A light crunch, crunch, crunch. My shoes remind me that I am treading on soft earth punctuated with small stones left by long gone streams marking the trail. Soft winds agitate the leaves and trigger a peep from an overhead eagle nest. Urban noise does not interrupt my tranquility, and I keep walking to… where? No goals, just wander among the native gardens, and I am here. This is ‘Hismet Warep, Sacred Earth’, commonly known as Tesla, and my trek is just a Vision, but could be, will be a reality with care and concern.
10 Reasons Why a Tesla Reserve
By Nancy Rodrigue, Friends of Tesla Park
- A different experience can await visitors to this little-known oasis, a getaway from urban noise, traffic and commerce. With a Reserve classification, Tesla will provide access for low impact activities such as hiking, birdwatching, nature photography, natural and cultural resource interpretative trails and tours.
- Numerous Sacred Native American archeological and ceremonial sites spread across Tesla cannot be parsed out from the whole. The total context of the natural and cultural landscape and its relation to neighboring public parks such as Brushy Peak, Morgan Territory and Mt. Diablo must be preserved as an integral part of Native American history. The public experience at Tesla will focus on the relationship and experience of Indigenous People with the land. Protection of the many cultural sites and the entire surrounding natural landscape will be a priority. The Reserve will be named “Hismet Warep”, meaning “Sacred Earth.”
- There is no greater opportunity to educate school children on the intricacies of Native American life than with real on-site experiences, as a complement book learning. The Tesla Reserve public experience will be organized around the relationship and experience of Indigenous People with the land, and their cultural heritage. Similarly, Tesla will be a field classroom for biological study.
- The public minimal-impact experience will also provide exposure to exceptional rare natural resources that will be fully preserved for public enjoyment, education and research. Tesla sits at a site where bioregions converge. It is a richly biodiverse area that has drawn naturalists, ecologists, zoologists, and other life scientists to that land for nearly 100 years to study nature and natural systems. It is home to at least 50 special status wildlife species, including the threatened California red legged frog, the Alameda whipsnake, and endangered Foothill yellow-legged frog.

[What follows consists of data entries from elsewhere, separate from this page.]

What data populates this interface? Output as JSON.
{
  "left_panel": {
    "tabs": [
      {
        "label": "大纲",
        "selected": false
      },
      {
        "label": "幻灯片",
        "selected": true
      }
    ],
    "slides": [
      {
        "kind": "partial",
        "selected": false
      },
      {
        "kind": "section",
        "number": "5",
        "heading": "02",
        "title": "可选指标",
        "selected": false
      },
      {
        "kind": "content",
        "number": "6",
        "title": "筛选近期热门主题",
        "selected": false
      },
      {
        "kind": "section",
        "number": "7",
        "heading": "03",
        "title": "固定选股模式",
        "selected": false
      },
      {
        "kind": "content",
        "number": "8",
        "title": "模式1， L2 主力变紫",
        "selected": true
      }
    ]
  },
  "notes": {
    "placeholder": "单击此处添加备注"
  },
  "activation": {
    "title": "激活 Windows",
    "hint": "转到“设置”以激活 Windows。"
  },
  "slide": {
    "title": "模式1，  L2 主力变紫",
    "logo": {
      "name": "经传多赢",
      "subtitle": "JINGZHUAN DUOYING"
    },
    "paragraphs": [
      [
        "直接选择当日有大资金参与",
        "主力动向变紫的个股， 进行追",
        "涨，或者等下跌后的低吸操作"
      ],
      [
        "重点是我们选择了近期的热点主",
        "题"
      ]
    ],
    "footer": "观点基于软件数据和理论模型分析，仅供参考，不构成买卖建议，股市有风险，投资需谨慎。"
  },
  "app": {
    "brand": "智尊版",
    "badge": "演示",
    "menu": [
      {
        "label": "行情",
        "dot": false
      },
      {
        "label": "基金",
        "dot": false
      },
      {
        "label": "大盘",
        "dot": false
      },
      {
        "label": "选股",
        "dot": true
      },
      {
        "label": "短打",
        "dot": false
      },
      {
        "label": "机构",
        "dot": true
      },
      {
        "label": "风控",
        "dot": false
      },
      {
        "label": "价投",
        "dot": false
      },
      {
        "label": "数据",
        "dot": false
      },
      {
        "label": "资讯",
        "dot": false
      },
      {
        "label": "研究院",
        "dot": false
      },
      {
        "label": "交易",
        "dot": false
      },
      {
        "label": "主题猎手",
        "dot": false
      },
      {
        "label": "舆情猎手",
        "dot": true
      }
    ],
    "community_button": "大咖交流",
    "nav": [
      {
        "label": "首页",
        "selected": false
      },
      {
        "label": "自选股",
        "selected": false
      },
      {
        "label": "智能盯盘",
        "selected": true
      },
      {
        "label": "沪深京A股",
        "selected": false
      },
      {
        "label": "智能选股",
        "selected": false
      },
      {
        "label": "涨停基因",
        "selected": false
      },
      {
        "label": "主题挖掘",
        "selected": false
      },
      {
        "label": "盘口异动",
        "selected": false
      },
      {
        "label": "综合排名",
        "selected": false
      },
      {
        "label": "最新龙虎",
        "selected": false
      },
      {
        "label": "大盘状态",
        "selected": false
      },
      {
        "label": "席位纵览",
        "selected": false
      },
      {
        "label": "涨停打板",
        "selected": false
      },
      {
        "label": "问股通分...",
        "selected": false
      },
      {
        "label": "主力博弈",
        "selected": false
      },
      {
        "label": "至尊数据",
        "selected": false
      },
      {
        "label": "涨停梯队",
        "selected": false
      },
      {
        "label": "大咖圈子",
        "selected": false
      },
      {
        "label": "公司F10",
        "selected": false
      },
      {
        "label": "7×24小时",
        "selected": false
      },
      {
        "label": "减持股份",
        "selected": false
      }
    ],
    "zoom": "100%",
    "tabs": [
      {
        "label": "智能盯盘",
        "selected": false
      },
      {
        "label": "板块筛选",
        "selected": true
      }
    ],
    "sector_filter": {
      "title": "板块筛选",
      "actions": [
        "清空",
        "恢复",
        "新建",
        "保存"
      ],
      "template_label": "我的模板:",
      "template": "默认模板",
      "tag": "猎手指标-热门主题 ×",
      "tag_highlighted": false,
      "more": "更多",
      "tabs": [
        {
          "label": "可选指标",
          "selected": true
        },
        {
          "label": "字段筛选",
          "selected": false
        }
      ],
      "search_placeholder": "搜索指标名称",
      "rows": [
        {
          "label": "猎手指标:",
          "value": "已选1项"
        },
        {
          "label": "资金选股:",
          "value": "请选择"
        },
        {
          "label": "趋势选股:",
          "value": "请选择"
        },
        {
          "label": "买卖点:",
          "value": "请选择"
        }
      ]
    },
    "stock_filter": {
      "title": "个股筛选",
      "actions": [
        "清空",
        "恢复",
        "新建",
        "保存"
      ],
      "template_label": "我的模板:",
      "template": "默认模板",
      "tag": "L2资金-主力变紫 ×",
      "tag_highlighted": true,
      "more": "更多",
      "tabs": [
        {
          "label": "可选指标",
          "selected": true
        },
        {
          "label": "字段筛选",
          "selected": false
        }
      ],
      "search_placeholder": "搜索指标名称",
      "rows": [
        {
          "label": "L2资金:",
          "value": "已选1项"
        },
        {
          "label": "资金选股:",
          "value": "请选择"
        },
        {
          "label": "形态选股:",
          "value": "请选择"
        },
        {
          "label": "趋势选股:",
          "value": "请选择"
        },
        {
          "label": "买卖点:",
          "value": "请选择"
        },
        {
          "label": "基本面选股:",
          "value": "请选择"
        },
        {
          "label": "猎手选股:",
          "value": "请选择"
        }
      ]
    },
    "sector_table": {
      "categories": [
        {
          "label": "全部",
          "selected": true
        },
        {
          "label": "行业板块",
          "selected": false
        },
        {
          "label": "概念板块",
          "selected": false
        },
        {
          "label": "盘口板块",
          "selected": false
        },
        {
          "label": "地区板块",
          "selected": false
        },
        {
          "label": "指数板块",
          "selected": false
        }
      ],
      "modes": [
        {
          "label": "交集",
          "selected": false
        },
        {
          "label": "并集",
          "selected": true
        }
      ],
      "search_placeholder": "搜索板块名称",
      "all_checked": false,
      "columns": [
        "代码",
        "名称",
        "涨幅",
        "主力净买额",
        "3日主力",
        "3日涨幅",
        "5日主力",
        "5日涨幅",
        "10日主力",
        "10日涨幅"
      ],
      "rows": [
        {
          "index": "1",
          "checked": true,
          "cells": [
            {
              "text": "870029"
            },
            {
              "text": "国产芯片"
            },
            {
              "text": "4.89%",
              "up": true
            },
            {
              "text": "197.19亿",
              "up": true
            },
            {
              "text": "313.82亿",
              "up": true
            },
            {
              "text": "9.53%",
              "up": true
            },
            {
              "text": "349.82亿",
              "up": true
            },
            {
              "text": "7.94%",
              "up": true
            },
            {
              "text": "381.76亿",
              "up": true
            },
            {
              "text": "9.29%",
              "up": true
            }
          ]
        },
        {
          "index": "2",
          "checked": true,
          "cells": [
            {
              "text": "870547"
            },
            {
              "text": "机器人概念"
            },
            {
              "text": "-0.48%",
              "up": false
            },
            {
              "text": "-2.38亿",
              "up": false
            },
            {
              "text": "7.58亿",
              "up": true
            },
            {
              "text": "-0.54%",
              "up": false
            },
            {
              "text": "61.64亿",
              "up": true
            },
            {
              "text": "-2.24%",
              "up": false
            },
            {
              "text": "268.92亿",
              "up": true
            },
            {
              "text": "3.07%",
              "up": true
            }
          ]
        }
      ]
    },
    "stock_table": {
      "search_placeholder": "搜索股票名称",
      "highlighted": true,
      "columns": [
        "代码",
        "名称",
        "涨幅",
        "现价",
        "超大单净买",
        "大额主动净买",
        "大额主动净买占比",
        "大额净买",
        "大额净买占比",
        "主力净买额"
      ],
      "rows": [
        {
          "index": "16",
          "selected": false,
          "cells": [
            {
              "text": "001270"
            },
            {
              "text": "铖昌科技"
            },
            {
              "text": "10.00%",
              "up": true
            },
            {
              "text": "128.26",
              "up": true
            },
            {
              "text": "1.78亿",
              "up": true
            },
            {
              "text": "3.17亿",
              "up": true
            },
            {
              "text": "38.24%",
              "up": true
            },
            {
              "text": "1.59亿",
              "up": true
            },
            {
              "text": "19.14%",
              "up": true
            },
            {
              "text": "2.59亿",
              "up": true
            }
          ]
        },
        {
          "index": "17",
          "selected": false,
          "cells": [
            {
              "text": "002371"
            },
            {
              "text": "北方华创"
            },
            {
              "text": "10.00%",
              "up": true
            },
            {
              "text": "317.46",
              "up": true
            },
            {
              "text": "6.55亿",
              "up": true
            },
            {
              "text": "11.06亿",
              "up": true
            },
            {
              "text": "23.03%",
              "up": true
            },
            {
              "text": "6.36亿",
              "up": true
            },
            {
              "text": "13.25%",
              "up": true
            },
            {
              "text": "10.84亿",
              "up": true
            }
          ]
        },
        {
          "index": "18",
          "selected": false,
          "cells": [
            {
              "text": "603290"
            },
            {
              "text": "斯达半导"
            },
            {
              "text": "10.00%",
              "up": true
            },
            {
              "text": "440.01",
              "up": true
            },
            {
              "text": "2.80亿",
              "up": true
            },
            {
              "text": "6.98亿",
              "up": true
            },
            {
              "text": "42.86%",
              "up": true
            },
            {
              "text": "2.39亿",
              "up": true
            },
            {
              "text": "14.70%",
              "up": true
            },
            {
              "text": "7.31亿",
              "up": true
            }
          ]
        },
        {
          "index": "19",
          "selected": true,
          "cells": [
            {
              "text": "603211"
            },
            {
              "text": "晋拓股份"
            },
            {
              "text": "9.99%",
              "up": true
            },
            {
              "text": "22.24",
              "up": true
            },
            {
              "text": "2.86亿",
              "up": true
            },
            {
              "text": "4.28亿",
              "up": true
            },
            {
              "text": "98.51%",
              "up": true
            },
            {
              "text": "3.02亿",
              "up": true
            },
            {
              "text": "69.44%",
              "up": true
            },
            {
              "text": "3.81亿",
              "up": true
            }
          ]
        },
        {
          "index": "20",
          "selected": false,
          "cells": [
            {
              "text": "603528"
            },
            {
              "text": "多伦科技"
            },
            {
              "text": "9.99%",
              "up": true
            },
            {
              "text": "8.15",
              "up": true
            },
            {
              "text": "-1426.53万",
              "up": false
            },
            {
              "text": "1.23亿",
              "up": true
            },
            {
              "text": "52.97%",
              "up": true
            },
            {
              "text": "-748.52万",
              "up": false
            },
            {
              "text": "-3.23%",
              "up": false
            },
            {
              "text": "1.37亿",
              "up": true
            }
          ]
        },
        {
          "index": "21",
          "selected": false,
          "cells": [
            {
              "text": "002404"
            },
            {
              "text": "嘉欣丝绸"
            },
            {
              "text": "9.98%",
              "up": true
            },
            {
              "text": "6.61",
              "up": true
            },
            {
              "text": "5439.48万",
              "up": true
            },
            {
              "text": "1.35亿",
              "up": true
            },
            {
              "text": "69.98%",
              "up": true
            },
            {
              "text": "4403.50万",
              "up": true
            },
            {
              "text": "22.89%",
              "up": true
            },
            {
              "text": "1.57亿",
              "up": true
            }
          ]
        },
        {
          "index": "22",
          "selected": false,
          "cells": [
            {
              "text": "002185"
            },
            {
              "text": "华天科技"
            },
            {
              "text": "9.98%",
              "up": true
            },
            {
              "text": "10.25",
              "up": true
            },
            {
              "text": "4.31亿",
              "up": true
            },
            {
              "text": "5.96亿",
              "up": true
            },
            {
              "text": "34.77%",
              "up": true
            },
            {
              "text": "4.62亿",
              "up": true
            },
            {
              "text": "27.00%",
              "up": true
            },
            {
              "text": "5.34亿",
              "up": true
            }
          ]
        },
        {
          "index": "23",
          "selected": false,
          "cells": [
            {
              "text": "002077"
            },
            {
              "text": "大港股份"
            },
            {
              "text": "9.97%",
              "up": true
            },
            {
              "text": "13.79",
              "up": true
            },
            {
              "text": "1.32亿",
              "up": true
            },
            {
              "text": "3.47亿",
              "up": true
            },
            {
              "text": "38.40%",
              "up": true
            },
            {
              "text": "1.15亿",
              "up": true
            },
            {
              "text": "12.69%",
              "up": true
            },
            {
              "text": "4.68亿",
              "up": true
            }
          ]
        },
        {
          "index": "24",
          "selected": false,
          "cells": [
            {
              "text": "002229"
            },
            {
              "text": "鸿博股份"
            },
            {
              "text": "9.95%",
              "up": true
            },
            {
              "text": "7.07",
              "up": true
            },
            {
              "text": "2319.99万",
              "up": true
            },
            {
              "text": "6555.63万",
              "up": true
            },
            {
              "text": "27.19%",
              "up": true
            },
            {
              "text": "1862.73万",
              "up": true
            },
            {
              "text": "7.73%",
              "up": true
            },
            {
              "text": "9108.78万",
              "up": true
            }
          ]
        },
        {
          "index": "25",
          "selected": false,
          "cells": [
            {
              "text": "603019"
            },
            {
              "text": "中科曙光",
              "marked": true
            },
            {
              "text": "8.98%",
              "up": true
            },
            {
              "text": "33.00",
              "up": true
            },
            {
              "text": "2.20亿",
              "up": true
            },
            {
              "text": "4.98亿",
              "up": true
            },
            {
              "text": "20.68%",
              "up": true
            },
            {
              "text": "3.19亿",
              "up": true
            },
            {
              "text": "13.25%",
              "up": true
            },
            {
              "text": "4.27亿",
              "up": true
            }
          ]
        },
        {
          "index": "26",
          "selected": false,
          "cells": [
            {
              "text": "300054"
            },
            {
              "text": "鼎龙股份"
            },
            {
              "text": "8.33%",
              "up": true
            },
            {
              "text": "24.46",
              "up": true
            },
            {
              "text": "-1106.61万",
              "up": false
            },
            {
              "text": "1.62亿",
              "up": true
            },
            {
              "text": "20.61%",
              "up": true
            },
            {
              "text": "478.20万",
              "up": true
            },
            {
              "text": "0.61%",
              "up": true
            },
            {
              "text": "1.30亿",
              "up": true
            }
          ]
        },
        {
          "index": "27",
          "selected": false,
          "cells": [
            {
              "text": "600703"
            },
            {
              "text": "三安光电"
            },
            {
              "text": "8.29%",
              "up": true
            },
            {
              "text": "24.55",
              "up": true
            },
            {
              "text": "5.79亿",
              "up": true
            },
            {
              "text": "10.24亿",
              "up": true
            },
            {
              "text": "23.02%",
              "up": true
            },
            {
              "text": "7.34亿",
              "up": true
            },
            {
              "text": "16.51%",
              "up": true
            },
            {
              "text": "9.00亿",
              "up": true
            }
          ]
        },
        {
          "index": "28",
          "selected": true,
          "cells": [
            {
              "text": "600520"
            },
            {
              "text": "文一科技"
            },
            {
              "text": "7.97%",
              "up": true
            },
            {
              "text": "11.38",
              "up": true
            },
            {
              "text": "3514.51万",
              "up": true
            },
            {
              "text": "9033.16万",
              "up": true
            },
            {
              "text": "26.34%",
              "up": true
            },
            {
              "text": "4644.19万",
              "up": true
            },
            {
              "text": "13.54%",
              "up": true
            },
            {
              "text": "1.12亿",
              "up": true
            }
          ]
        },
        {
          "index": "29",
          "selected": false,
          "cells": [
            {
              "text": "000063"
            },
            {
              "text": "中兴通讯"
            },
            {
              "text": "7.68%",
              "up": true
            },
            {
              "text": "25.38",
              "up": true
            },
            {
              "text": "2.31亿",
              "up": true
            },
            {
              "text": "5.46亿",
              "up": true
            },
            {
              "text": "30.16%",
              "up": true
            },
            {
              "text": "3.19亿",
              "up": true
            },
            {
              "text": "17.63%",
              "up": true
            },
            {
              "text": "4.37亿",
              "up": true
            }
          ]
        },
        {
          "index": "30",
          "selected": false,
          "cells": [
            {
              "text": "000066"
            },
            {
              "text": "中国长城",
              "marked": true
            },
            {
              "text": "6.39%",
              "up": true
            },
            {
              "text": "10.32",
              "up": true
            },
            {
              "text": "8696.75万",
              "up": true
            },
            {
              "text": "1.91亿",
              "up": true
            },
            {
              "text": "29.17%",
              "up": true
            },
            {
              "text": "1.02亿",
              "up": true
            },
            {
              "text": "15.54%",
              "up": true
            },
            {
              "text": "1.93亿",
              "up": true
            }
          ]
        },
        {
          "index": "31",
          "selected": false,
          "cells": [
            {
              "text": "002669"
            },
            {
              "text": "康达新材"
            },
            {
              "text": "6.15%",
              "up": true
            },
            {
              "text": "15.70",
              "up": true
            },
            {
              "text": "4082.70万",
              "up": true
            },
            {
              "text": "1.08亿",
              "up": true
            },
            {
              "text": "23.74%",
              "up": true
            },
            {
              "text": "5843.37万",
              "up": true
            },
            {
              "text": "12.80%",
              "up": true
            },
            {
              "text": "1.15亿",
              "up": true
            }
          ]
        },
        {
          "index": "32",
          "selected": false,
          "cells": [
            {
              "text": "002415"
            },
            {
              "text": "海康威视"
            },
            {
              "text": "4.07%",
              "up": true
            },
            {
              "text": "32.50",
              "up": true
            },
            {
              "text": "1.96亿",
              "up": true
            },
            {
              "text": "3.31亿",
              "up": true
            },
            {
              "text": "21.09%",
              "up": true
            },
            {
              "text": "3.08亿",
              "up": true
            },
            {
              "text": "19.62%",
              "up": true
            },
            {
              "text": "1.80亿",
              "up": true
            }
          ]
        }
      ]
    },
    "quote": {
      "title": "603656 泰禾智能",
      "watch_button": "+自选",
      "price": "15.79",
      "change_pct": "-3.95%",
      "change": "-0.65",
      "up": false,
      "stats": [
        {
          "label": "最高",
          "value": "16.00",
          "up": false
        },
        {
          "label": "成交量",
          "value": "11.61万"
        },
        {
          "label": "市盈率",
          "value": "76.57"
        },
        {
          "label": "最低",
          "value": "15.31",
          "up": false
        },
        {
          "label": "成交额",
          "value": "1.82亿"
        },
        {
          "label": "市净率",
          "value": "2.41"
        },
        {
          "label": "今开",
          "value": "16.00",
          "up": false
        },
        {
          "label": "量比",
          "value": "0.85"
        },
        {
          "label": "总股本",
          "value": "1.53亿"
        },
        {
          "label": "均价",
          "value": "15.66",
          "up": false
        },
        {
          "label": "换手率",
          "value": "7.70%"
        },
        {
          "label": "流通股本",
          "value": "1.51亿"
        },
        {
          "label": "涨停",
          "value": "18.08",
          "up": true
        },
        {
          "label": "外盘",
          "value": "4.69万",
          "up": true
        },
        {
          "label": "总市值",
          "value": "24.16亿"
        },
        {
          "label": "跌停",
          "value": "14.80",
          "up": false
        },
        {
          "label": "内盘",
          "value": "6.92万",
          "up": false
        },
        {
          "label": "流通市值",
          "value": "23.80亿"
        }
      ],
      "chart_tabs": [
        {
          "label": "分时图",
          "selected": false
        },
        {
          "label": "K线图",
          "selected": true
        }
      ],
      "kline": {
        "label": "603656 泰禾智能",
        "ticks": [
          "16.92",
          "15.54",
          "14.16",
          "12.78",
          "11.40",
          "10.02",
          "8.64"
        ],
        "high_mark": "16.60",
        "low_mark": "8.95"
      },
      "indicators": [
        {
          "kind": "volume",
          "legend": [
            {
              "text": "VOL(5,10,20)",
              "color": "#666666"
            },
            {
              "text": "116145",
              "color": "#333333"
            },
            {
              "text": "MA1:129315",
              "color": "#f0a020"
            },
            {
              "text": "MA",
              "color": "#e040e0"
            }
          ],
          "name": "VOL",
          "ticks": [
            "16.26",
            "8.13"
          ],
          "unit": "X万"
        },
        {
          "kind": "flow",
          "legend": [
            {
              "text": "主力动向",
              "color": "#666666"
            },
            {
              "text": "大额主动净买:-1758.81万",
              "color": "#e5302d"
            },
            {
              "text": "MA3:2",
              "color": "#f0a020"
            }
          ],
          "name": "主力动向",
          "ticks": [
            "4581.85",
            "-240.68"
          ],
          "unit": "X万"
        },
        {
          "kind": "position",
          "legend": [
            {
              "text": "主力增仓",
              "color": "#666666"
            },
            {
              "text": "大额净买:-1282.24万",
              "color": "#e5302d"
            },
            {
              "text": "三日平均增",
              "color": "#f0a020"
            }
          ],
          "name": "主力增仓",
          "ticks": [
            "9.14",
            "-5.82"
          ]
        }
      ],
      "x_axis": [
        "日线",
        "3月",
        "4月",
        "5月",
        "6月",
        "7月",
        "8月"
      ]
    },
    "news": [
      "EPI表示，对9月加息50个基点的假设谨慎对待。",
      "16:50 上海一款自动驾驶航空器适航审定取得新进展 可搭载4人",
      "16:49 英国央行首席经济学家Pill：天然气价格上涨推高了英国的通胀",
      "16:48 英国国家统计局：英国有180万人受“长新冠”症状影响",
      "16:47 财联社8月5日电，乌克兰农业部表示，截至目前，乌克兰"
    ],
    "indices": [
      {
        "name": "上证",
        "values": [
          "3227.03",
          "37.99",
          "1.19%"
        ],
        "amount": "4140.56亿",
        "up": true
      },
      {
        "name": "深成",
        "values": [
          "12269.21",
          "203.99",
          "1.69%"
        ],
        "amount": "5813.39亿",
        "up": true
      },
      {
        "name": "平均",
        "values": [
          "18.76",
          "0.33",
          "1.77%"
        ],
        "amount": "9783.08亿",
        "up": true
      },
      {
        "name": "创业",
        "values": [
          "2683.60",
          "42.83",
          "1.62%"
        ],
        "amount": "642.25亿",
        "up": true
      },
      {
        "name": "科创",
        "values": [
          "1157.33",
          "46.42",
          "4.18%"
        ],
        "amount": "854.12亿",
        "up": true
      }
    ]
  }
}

- Tesla’s location makes it a bottleneck through a critical wildlife corridor from Mt. Diablo south to the Hamilton and the Diablo Ranges. Degradation of the land with high impact recreation would choke off movements of animals and the flow of genes necessary for resilience of their populations throughout the Mt. Diablo habitat region. These small to large animal species are sensitive to noise, fast-moving objects and crowds. Surveys of Carnegie SVRA and Tesla show that tule elk, mountain lions do not range into the SVRA, but are present throughout Tesla.
- Over 32 rare native plants and many more locally rare plants and sensitive vegetation communities are found in every part of Tesla Park. Tesla’s faunal and floristic richness arises in part from its location at the junction of the Coast Range and San Joaquin Desert influences. A recent UCB botanical analysis for native plant conservation identified the area where Tesla is located as among the top conservation priorities for California. Low-impact uses and careful planning will protect Tesla’s extensive sensitive resources and offer information to the public about their significance.
- Birders in the Bay area and the San Joaquin Valley will identify, count and preserve the native avian community. Golden Eagles have been spotted here nesting and foraging. Birds have built their nests in the trees of Tesla as it provides a safe and quiet place unavailable in the local urban area and free of dangerous windmills.
- The historical 19th and 20th century mining town of Tesla will guide visitors to imagine the active life and events of the time matching archive photographs of the historical town to the locations of former buildings, mine structures and roads and rail lines seen on the interpretive trails. An active town in its era, Tesla was larger than its sister town of Livermore, with a hotel, church, school. Visitor center exhibits will be an inspiration to school children, historians and all visitors.
- As a Reserve, low impact and educational activities will complement preservation of rare California native plants and wildlife, cultural and historical sites, with respect and stewardship for the entire natural environment. Higher impact activities such as mountain/e-biking, multi-use trails, camping, drones, geocaching, and rock collection can be available in other California State Parks property, including neighboring Carnegie SVRA, other property State Parks owns adjacent to Tesla, Del Valle Regional State Park or Mt. Diablo State Park.
- Tesla Park wildlands must be protected in their undisturbed natural state for visitors to experience and learn about their wonders and to preserve an exceptionally intact ecosystem emblematic of this part of California. It will be the only Reserve in the State Parks Diablo Range District. Fully protecting Tesla as a Reserve is an exciting opportunity to provide a unique public experience in a way that encompasses the Native American experience and does not interfere, damage or modify the natural and scenic beauty of this land. It will keep Tesla as Hismet Warup, Sacred Earth forever.
“Hismet Warep Horsetka” means “Sacred Earth in Harmony” in the Chochenyo language of the East Bay Ohlone people. It has been identified by Indigenous leaders as the name for the Tesla Reserve.